Task inputs:
▼

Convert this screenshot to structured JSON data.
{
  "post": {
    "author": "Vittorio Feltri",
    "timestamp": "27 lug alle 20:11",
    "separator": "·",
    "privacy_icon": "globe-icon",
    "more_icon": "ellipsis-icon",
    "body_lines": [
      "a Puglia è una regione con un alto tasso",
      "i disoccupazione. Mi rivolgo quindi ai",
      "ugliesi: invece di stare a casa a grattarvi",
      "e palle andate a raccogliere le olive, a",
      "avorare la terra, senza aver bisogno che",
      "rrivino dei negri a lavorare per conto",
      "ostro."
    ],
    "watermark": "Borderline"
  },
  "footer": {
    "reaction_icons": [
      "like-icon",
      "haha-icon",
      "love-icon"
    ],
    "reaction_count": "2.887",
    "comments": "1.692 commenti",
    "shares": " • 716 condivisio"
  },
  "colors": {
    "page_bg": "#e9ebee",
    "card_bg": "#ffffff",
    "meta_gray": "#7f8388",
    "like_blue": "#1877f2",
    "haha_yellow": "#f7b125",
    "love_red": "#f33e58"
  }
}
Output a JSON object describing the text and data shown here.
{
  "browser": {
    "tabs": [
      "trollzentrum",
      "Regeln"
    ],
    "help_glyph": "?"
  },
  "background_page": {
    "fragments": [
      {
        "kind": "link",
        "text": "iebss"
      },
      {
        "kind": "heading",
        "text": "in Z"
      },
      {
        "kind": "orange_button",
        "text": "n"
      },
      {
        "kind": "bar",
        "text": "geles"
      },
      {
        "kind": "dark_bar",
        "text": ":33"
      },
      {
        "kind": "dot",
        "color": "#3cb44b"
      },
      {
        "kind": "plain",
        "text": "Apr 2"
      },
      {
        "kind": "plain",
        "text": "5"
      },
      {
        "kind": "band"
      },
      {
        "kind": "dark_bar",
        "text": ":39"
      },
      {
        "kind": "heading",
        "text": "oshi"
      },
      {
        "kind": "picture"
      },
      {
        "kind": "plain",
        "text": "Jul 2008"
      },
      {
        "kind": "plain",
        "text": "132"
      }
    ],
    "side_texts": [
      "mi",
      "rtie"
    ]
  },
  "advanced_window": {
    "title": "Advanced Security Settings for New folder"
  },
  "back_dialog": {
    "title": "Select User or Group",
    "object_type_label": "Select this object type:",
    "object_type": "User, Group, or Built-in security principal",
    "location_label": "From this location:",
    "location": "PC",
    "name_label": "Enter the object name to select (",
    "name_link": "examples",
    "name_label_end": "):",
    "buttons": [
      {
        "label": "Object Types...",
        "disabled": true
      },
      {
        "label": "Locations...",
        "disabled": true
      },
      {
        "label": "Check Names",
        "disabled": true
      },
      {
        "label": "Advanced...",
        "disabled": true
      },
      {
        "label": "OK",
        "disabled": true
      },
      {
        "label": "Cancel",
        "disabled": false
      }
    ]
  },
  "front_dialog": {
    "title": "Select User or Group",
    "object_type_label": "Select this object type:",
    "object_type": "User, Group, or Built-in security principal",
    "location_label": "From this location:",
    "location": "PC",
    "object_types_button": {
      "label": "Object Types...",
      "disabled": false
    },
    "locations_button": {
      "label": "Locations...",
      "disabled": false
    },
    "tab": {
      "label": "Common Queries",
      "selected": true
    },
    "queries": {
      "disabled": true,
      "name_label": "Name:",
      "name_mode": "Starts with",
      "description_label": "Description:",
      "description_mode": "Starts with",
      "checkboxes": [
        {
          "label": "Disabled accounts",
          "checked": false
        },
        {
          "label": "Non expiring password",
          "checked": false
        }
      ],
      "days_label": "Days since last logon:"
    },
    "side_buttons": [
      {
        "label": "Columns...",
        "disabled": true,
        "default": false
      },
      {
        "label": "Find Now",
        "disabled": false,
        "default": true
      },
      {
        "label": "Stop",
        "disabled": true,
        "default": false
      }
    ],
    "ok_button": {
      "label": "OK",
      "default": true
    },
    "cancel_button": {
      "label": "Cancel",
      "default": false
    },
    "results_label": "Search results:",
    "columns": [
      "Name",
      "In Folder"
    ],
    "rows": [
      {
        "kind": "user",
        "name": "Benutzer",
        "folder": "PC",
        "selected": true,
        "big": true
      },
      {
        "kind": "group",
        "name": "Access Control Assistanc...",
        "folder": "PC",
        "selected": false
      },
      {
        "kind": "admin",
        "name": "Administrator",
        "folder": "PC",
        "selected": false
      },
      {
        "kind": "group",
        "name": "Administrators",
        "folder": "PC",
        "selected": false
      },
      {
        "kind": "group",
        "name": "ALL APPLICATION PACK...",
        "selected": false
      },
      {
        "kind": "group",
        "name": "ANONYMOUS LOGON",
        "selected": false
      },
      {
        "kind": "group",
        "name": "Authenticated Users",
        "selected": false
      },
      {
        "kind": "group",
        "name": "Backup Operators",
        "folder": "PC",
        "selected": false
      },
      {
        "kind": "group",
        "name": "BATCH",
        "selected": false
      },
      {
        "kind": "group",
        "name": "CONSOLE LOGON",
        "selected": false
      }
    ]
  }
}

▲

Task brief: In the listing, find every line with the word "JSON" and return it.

Your response:
Convert this screenshot to structured JSON data.
Output a JSON object describing the text and data shown here.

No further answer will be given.